Detecting Drug Impaired Driving
Detecting and successfully prosecuting drug impaired drivers on B.C.'s highways is not a simple task. Currently the Criminal Code provisions for Drug Recognition Expert examination is the only method used to qualify drug induced impairment where the driver is not obviously incapable of physical control. One day in the not too distant future, the Cannabix marihuana breathalyzer may allow police to deal with the problem though a roadside breath test just as they would an alcohol impaired driver.
A breath testing tool to detect THC, the psychoactive ingredient in marijuana, will have to undergo scientific testing to insure that it accurately measures the concentration on the driver's breath and relates it to the level in their blood. Once that has been determined the laws will need to be changed to indicate the maximum allowable THC level that the driver can have. Finally, the whole scheme will have to survive the challenge of our legal system.
We have not followed the current practices of countries like Britain and Australia. Britain has recently set blood concentration limits of a number of prescription and illegal drugs and enforces them by blood testing. Australia has done the same but uses saliva testing instead. A breath test based system, at least for THC, may be more palatable if it is successful as it is not as invasive a test as the other two are.
According to the Canadian Centre on Substance Abuse, drug impaired driving almost equaled alcohol impaired driving instances in fatal collisions during 2010. The Centre also reports that young people continue to be the largest group of drivers who die in crashes and test positive for alcohol or drugs.

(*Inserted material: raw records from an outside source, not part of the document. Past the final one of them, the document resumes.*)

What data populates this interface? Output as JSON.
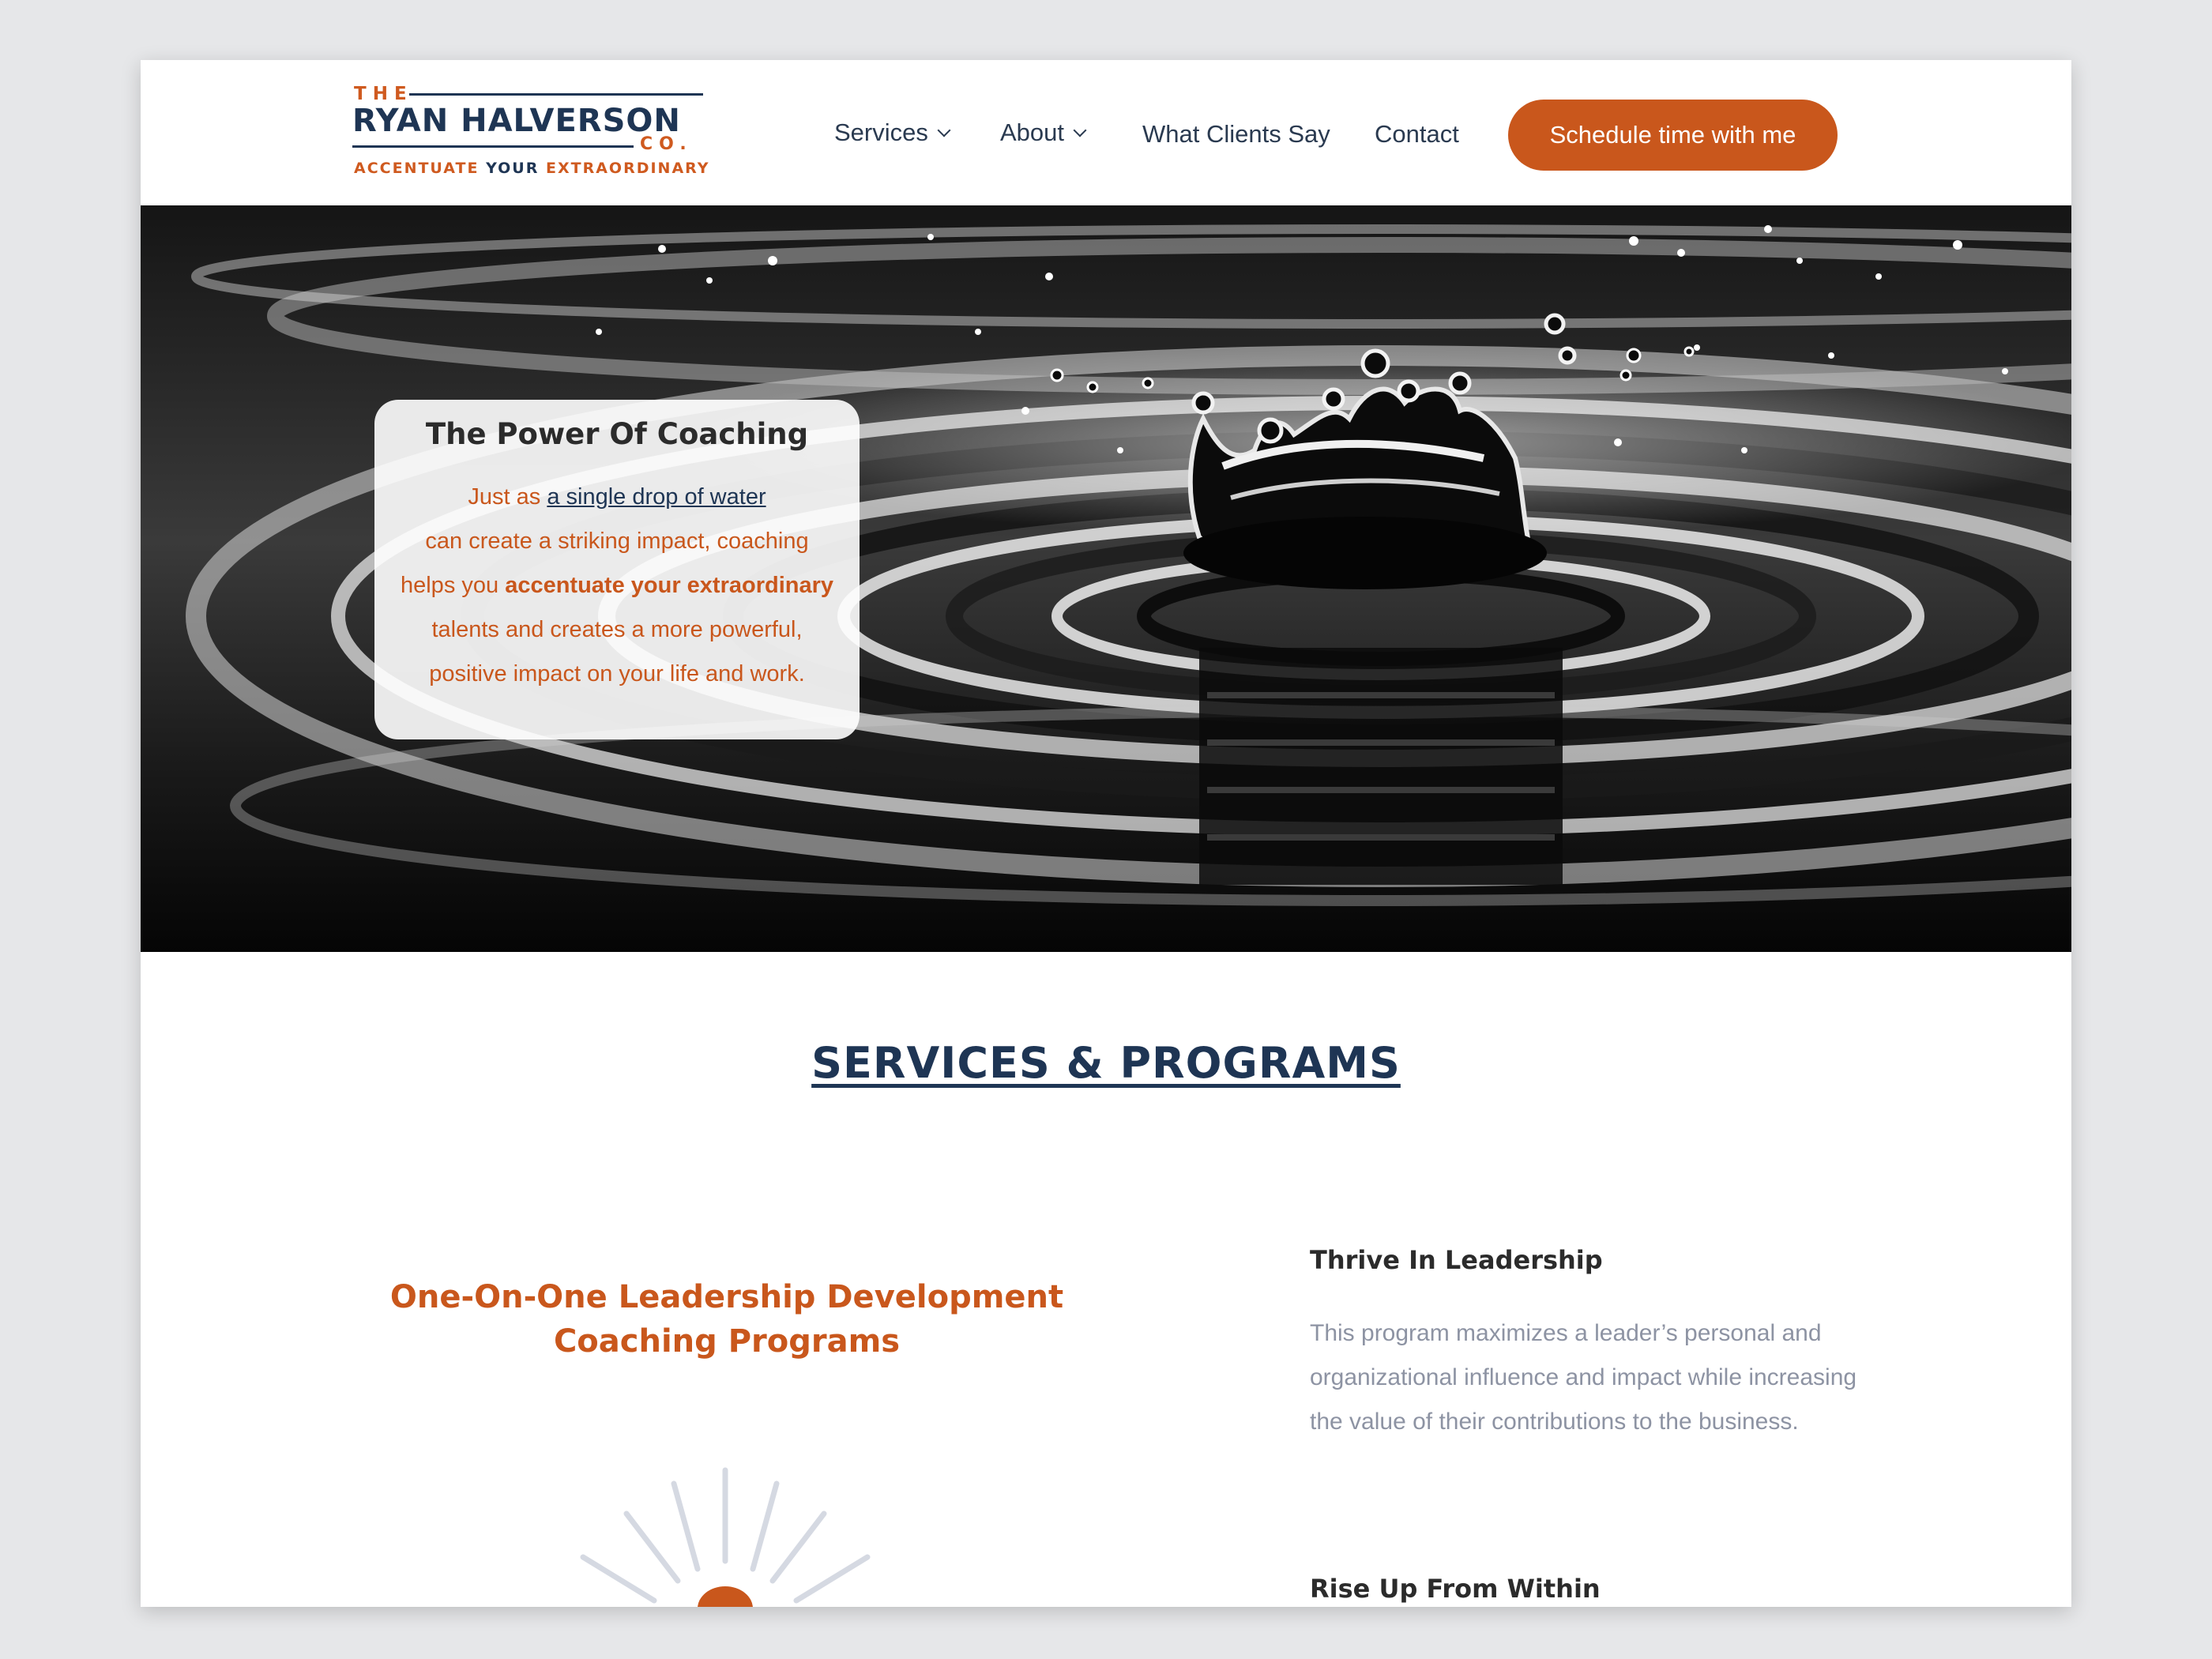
{
  "brand": {
    "the": "THE",
    "name": "RYAN HALVERSON",
    "co": "CO.",
    "tagline_a": "ACCENTUATE",
    "tagline_b": "YOUR",
    "tagline_c": "EXTRAORDINARY"
  },
  "nav": {
    "items": [
      {
        "label": "Services",
        "dropdown": true
      },
      {
        "label": "About",
        "dropdown": true
      },
      {
        "label": "What Clients Say",
        "dropdown": false
      },
      {
        "label": "Contact",
        "dropdown": false
      }
    ],
    "cta": "Schedule time with me"
  },
  "hero": {
    "title": "The Power Of Coaching",
    "line1_pre": "Just as ",
    "line1_link": "a single drop of water",
    "line2": "can create a striking impact, coaching",
    "line3_pre": "helps you ",
    "line3_bold": "accentuate your extraordinary",
    "line4": "talents and creates a more powerful,",
    "line5": "positive impact on your life and work."
  },
  "services": {
    "section_title": "SERVICES & PROGRAMS",
    "program_heading_1": "One-On-One Leadership Development",
    "program_heading_2": "Coaching Programs",
    "items": [
      {
        "title": "Thrive In Leadership",
        "description": "This program maximizes a leader’s personal and organizational influence and impact while increasing the value of their contributions to the business."
      },
      {
        "title": "Rise Up From Within",
        "description": ""
      }
    ]
  },
  "colors": {
    "brand_navy": "#1e3554",
    "brand_orange": "#c9571c",
    "muted_text": "#8d93a3",
    "page_background": "#e6e7e9"
  }
}
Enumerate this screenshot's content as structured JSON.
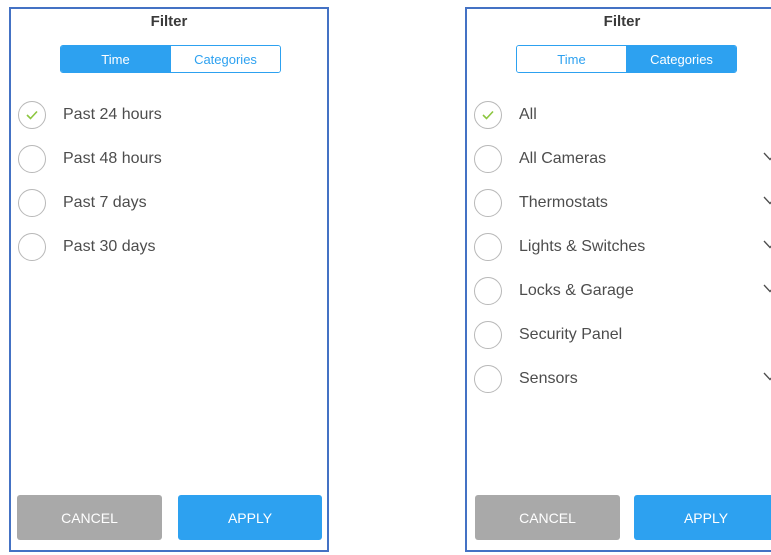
{
  "colors": {
    "accent": "#2da1f0",
    "check": "#8cc63f",
    "cancel": "#a9a9a9",
    "border": "#4472c4"
  },
  "left_panel": {
    "title": "Filter",
    "tabs": [
      {
        "label": "Time",
        "active": true
      },
      {
        "label": "Categories",
        "active": false
      }
    ],
    "options": [
      {
        "label": "Past 24 hours",
        "selected": true
      },
      {
        "label": "Past 48 hours",
        "selected": false
      },
      {
        "label": "Past 7 days",
        "selected": false
      },
      {
        "label": "Past 30 days",
        "selected": false
      }
    ],
    "cancel_label": "CANCEL",
    "apply_label": "APPLY"
  },
  "right_panel": {
    "title": "Filter",
    "tabs": [
      {
        "label": "Time",
        "active": false
      },
      {
        "label": "Categories",
        "active": true
      }
    ],
    "options": [
      {
        "label": "All",
        "selected": true,
        "expandable": false
      },
      {
        "label": "All Cameras",
        "selected": false,
        "expandable": true
      },
      {
        "label": "Thermostats",
        "selected": false,
        "expandable": true
      },
      {
        "label": "Lights & Switches",
        "selected": false,
        "expandable": true
      },
      {
        "label": "Locks & Garage",
        "selected": false,
        "expandable": true
      },
      {
        "label": "Security Panel",
        "selected": false,
        "expandable": false
      },
      {
        "label": "Sensors",
        "selected": false,
        "expandable": true
      }
    ],
    "cancel_label": "CANCEL",
    "apply_label": "APPLY"
  }
}
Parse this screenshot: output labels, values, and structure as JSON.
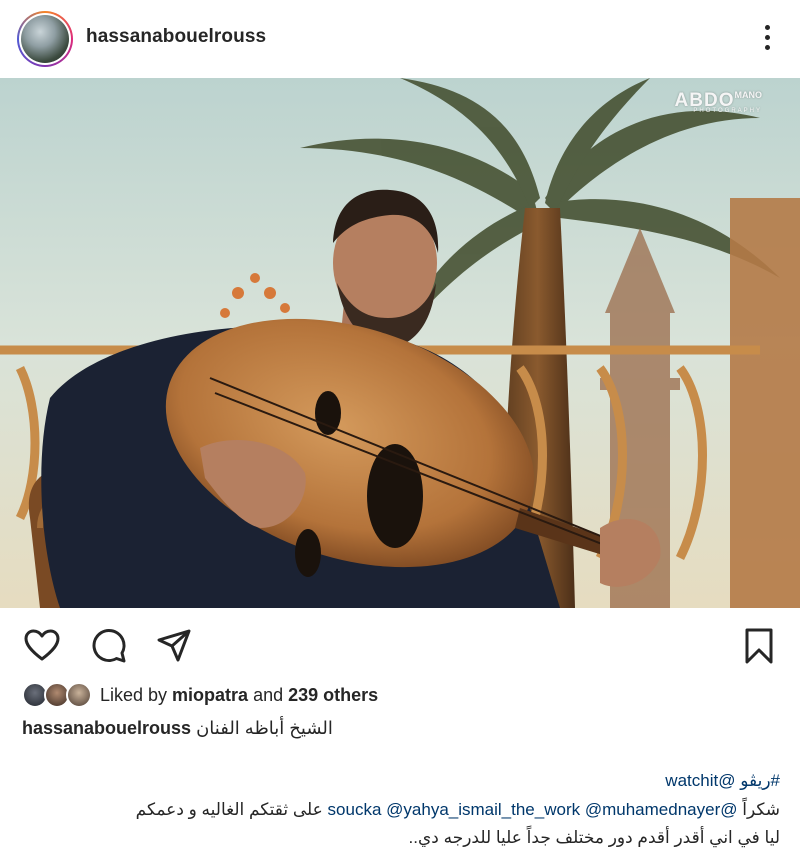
{
  "post": {
    "username": "hassanabouelrouss",
    "more_icon": "more-vertical-icon"
  },
  "photo": {
    "watermark_main": "ABDO",
    "watermark_small": "MANO",
    "watermark_sub": "PHOTOGRAPHY"
  },
  "actions": {
    "like_icon": "heart-icon",
    "comment_icon": "comment-icon",
    "share_icon": "send-icon",
    "save_icon": "bookmark-icon"
  },
  "likes": {
    "prefix": "Liked by ",
    "user": "miopatra",
    "middle": " and ",
    "others": "239 others"
  },
  "caption": {
    "username": "hassanabouelrouss",
    "text": "الشيخ أباظه الفنان"
  },
  "comment": {
    "hashtag": "#ريڤو",
    "mention_watchit": "@watchit",
    "thanks": "شكراً",
    "mention_soucka": "@soucka",
    "mention_yahya": "@yahya_ismail_the_work",
    "mention_muhamed": "@muhamednayer",
    "line2_tail": "على ثقتكم الغاليه و دعمكم",
    "line3": "ليا في اني أقدر أقدم دور مختلف جداً عليا للدرجه دي.."
  },
  "colors": {
    "text": "#262626",
    "link": "#00376b",
    "background": "#ffffff"
  }
}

A system to effectively deter drug impaired driving is needed and the Cannabix device may be a made in B.C. component of the solution.